In keeping with the “people first” theme Evers’ budget has a number of provisions to invest in children. Helping children to thrive is a major focus of the bill’s spending priorities and policy provisions. In addition to school funding and expanded access to health care, there is additional funding for prenatal health and nutrition programs, preschool education, child care programs, and juvenile justice changes. The “Kids Forward” website discusses other budget items to help children at http://kidsforward.net/publication/key-initiatives-for-children-in-the-governors-2019-21-budget.

The budget also provides money to combat lead in water supplies which is a major health issue for children.
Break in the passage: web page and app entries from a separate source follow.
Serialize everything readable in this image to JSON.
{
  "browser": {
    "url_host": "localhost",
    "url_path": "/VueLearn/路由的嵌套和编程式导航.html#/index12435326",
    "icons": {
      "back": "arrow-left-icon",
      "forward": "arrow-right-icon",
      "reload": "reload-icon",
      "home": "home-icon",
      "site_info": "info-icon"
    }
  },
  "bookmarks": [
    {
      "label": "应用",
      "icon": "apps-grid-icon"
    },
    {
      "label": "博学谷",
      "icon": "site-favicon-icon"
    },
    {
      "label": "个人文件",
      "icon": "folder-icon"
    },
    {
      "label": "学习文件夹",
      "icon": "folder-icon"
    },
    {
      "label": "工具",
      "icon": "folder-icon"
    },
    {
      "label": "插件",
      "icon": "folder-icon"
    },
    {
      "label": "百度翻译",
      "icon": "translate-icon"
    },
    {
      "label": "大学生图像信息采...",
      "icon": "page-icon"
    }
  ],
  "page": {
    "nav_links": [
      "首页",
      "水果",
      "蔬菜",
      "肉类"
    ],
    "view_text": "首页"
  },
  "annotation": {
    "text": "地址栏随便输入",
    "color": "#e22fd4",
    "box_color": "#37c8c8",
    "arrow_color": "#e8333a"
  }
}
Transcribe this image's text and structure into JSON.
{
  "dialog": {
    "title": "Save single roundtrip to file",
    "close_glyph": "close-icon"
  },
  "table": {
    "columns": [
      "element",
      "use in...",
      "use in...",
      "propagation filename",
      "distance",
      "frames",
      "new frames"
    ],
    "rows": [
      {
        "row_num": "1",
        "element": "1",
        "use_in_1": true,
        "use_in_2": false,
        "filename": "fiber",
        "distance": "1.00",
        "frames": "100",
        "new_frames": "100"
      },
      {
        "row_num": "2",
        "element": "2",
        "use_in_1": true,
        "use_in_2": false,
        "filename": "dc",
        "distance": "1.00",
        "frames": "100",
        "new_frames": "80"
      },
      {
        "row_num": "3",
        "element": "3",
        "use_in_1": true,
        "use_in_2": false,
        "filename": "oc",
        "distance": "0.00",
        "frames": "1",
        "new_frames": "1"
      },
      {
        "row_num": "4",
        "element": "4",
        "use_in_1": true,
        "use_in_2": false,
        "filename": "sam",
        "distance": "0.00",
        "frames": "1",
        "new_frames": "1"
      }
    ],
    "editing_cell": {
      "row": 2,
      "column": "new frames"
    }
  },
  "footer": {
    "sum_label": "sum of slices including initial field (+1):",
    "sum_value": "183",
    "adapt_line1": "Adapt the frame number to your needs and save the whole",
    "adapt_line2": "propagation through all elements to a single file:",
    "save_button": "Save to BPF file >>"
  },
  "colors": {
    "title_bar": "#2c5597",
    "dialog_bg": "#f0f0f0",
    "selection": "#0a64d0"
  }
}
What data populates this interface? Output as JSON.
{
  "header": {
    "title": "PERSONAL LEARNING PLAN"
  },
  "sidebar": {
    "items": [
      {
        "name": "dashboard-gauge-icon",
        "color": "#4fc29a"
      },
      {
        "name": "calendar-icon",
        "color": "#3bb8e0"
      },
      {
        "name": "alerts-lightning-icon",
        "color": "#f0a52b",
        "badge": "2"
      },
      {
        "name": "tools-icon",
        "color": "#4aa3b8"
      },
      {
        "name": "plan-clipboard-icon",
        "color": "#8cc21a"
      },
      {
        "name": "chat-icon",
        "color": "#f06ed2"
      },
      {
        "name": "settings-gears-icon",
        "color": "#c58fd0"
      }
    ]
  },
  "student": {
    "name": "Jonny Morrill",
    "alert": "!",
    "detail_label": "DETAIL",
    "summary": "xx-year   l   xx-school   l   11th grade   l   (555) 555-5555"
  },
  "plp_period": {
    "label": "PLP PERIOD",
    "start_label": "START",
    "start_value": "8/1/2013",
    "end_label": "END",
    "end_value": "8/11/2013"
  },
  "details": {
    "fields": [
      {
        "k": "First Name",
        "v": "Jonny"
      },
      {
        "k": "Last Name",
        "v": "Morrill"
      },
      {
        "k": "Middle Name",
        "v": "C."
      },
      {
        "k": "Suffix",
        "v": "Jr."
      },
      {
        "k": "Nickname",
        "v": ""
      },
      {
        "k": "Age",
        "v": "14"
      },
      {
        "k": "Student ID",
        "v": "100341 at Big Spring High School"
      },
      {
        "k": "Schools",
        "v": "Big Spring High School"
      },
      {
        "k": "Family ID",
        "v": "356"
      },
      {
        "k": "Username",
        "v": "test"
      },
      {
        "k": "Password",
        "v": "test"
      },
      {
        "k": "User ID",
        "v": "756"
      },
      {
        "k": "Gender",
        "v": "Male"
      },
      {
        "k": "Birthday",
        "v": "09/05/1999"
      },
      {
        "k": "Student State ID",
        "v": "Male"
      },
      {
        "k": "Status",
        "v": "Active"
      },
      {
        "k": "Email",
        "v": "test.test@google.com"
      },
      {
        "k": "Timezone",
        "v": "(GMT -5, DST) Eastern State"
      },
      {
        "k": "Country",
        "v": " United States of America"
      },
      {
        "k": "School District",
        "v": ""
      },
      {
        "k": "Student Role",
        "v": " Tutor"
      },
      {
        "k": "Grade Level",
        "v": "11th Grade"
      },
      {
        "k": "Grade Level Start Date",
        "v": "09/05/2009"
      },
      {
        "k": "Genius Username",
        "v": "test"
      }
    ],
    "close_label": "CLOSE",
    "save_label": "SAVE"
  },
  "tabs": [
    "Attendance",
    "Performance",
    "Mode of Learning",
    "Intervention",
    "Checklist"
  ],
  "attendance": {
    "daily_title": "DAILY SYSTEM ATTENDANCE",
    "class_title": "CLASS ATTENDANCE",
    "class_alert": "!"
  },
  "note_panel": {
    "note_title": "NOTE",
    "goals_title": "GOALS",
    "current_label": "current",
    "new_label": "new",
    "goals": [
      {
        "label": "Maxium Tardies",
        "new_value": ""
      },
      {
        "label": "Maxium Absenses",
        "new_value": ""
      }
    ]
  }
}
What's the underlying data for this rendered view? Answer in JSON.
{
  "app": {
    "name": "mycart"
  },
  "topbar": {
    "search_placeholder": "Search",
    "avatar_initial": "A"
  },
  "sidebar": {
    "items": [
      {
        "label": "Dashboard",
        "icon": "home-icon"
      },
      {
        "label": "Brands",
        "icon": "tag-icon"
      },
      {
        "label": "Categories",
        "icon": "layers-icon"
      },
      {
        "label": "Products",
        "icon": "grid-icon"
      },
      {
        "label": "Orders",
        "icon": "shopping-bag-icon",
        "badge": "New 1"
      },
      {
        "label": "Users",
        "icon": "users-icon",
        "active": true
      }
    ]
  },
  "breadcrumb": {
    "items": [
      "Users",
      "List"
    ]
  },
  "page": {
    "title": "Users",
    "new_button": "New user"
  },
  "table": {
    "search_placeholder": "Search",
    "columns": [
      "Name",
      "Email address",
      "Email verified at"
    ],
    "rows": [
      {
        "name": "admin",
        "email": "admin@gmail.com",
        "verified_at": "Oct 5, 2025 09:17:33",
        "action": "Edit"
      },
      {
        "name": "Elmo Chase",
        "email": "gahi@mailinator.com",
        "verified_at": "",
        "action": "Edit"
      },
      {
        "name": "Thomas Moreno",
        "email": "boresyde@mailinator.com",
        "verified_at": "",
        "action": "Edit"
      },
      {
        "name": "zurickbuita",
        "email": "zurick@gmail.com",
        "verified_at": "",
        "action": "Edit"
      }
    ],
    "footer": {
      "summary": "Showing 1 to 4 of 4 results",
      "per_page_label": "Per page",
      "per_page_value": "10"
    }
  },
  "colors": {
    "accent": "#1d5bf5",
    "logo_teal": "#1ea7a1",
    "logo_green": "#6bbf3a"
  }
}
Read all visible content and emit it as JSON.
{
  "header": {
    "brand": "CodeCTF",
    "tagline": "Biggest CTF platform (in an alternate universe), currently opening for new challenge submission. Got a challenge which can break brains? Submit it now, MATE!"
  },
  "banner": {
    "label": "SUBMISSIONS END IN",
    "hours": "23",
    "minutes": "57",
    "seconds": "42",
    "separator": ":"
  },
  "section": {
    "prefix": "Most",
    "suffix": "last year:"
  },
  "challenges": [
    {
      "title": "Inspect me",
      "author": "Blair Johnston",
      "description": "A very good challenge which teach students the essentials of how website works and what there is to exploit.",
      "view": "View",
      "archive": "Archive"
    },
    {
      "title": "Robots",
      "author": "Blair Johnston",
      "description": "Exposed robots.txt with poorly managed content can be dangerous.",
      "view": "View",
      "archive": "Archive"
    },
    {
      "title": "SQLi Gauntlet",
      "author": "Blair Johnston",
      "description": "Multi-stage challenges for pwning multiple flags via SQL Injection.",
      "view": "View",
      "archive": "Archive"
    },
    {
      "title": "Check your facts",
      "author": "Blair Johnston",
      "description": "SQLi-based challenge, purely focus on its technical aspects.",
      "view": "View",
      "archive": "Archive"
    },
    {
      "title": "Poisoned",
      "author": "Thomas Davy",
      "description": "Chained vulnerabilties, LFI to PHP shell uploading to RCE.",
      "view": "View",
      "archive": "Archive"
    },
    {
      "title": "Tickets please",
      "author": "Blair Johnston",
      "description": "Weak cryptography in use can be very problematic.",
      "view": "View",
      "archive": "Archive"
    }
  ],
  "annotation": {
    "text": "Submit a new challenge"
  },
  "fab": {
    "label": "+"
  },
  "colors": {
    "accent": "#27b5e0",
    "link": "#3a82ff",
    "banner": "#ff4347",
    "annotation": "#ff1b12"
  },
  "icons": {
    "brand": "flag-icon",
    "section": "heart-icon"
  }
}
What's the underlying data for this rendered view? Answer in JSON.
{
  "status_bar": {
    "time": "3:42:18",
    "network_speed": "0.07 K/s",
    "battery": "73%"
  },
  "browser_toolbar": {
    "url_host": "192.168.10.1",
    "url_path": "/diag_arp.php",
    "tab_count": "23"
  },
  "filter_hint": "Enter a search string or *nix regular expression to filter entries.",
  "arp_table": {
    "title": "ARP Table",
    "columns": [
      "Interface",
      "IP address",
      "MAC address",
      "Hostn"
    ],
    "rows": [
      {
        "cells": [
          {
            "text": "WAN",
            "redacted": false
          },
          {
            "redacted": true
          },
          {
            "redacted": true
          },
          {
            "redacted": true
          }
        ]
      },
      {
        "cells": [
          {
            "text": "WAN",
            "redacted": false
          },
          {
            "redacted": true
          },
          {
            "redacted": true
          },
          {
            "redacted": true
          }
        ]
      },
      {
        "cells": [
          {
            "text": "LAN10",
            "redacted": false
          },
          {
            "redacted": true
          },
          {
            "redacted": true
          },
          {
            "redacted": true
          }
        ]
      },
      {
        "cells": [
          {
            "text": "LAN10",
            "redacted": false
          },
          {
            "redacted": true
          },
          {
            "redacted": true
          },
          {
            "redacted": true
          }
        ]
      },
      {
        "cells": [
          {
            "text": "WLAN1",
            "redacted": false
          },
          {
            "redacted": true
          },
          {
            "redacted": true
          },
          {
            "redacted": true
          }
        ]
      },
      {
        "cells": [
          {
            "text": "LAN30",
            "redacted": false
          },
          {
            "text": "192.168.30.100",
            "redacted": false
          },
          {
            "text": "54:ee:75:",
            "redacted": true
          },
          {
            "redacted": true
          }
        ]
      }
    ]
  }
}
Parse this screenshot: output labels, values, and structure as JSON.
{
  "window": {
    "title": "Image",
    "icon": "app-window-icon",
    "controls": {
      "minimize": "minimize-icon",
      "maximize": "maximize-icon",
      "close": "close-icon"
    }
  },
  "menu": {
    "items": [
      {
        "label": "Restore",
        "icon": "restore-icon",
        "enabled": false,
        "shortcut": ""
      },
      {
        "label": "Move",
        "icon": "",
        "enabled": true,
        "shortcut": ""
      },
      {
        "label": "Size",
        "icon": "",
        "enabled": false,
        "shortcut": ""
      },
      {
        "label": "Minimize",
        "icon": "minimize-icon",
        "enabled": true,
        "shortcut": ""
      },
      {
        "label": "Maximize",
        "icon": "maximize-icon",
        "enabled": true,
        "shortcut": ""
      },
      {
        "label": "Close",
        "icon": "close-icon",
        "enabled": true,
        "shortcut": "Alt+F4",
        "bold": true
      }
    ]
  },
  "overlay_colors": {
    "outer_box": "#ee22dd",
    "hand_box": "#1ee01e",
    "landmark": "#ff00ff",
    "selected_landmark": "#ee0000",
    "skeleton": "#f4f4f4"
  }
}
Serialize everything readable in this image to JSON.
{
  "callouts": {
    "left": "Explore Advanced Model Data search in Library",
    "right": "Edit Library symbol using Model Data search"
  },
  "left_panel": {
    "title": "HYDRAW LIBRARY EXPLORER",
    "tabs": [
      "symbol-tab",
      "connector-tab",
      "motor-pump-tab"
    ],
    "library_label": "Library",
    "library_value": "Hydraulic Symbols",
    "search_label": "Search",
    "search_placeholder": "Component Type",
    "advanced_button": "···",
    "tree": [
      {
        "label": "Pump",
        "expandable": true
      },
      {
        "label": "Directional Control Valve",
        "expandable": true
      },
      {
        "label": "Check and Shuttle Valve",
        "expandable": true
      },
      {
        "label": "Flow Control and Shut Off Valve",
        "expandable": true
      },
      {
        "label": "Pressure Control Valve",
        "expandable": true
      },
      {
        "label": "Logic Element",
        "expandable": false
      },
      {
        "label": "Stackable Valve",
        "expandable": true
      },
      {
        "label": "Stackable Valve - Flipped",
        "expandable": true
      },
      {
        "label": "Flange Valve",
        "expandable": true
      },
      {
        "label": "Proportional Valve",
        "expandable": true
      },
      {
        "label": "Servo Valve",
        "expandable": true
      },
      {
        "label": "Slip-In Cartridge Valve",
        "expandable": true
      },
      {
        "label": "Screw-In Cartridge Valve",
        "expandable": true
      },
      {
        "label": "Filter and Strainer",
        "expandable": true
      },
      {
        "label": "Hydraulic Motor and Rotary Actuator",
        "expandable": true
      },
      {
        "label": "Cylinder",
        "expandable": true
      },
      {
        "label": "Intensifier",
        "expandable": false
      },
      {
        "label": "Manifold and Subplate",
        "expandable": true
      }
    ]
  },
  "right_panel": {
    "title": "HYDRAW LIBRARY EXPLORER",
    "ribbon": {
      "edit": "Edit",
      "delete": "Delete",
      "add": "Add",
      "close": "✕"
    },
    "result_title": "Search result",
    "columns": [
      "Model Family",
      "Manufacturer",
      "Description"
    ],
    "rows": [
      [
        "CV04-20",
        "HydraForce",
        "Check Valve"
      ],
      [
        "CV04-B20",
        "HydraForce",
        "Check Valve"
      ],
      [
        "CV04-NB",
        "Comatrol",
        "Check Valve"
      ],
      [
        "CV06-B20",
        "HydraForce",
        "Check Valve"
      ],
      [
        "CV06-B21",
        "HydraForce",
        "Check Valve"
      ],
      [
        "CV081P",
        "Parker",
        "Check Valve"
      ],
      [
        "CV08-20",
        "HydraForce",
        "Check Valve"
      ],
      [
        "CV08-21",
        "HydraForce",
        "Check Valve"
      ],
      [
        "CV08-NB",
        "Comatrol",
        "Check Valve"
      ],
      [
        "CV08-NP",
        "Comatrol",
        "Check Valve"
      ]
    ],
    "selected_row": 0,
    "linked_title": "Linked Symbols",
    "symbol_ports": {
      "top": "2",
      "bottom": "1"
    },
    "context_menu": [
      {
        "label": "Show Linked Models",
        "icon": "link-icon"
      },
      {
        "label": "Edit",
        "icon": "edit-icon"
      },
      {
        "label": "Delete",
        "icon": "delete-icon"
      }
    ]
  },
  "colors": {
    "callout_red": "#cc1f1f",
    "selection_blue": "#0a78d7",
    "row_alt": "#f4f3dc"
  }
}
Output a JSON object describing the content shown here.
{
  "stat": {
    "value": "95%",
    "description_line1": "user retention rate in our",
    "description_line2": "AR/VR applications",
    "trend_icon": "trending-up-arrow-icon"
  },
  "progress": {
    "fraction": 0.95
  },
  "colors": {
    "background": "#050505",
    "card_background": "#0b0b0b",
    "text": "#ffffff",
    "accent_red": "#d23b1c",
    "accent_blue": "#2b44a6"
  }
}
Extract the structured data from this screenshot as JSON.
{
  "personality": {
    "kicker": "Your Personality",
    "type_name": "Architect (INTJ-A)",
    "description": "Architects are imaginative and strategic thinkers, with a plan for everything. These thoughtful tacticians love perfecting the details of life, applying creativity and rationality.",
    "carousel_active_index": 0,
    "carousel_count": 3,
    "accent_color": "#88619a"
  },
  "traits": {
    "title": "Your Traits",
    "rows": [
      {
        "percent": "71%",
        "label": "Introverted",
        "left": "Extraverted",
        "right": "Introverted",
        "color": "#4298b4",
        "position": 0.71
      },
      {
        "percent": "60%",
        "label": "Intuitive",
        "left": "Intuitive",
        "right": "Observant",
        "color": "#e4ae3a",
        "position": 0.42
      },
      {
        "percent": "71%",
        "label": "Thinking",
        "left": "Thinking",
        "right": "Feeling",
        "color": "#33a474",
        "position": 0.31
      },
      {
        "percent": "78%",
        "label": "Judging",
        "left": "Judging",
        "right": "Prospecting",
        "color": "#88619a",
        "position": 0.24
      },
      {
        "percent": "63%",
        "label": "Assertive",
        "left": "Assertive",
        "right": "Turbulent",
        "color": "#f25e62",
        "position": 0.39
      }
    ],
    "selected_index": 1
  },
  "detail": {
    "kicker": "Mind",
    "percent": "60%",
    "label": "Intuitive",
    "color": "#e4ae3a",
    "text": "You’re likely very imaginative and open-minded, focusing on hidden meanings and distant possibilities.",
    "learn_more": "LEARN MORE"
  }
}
Lead in water is common in many areas of the state but especially in older and poorer neighborhoods. Evers wants to reduce the incidence of childhood lead poisoning in Wisconsin. He is proposing about $25 million per year for programs to test children and provide lead abatement services. He also wants $40 million in bonding to fund up to 50 percent of the cost to replace residential lead service pipes. It is estimated that there are 170,000 lead service lines in Wisconsin that need to be replaced to reduce lead exposure.

In other environmental areas the budget would increase state funding for renewable energy and conservation. An additional $2.8 million is allocated for our state parks. The prior administration had eliminated state support for state parks in 2015, leaving the parks to survive on user fees. One would think, given the role of parks in tourism, that this would have huge bipartisan support.

To pay for all this Evers proposes increasing revenue through changes to the Manufacturing and Agriculture Tax Credit, capital gains taxes, gas tax, and accepting federal money to expand Medicaid. Republicans will, of course, oppose these changes.

Despite having a budget deficit, Evers’ budget still calls for tax cuts. It seems every politician has to advocate for tax cuts. Both parties are proposing “middle class” income tax cuts. According to the Wisconsin Budget Project the Republican plan would cut taxes $344 million in 2021 compared to $415 million in 2020 for the Evers’ plan. This sounds like a lot of money but many taxpayers would see only $100 to $200 in reduced taxes. This is not enough to seriously impact most people’s personal finances. It is only political theater that ignores the real problems with taxes. What is really needed is a fair tax system that collects needed revenue to support the public services required of a modern society. Wisconsin could do a better job of fairly collecting needed revenue from everyone.

There are a number of policy proposals in the budget that are not about budgets or spending.

These are intended to improve people’s lives and undo some of the anti-labor polices of the prior administration. Here is a partial list:

Repeal the anti-union right-to-work law and reestablish the former prevailing wage law

Raise the minimum wage to $8.25 per hour in 2020 and $9.00 per hour in 2021 with adjustments for inflation in future years

Repeal work and drug testing requirements for food stamps and Medicaid assistance

Legalize medical marijuana and decriminalize up to 25 grams for recreational use

Encourage green energy by requiring utilities be carbon-free by 2050.

Begin working to create automatic voter registration using driver licenses.

End gerrymandering by having the nonpartisan Legislative Reference Bureau to redraw legislative and congressional redistricting maps

The new direction laid out in this budget will be good for most people. But given Republican control of the legislature, these proposals are not likely to pass. The budget battle will be long and bitter. Sensible compromise, finding common ground, or seeking the best solutions for the most people are unlikely to occur. In the end everyone will suffer from the political rancor and inability to pass a budget.